• [HOW TO COMPLETE THIS TASK]: Find all lines in the listing that include the word "emoji", then copy them.

• [RECORDS FOR THIS EXERCISE]:

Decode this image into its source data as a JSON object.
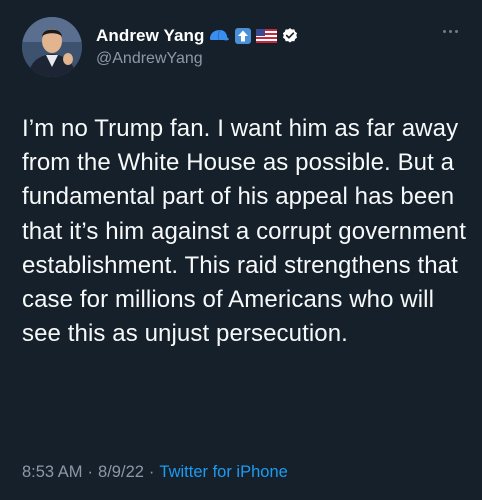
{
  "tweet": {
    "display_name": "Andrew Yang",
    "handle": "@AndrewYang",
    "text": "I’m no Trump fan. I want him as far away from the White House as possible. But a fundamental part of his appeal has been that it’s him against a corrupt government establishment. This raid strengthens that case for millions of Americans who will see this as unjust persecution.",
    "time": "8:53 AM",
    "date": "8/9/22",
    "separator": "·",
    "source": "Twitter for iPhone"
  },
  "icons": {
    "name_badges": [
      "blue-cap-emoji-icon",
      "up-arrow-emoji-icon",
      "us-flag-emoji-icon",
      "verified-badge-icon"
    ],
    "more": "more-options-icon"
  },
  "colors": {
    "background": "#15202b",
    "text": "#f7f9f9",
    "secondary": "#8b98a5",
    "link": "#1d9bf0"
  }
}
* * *
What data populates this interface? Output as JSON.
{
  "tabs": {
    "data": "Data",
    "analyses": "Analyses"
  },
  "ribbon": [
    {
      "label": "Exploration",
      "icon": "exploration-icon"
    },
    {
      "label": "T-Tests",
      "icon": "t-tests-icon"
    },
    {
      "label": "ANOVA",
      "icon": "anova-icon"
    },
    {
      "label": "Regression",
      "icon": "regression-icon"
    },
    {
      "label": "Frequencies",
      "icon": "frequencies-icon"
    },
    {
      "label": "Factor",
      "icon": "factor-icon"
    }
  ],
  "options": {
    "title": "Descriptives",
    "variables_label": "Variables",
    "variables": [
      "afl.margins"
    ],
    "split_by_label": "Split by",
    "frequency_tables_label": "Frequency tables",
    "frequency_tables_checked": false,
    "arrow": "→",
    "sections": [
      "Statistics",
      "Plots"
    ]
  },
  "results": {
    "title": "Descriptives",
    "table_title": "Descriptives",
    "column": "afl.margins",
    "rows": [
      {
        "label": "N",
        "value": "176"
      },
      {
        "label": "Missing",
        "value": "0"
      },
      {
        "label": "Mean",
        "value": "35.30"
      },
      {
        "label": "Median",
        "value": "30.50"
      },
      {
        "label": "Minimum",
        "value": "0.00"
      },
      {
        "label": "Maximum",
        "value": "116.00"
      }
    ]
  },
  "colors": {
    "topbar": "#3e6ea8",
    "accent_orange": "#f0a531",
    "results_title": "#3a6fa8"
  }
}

• [EXERCISE OUTPUT]:
      "blue-cap-emoji-icon",
      "up-arrow-emoji-icon",
      "us-flag-emoji-icon",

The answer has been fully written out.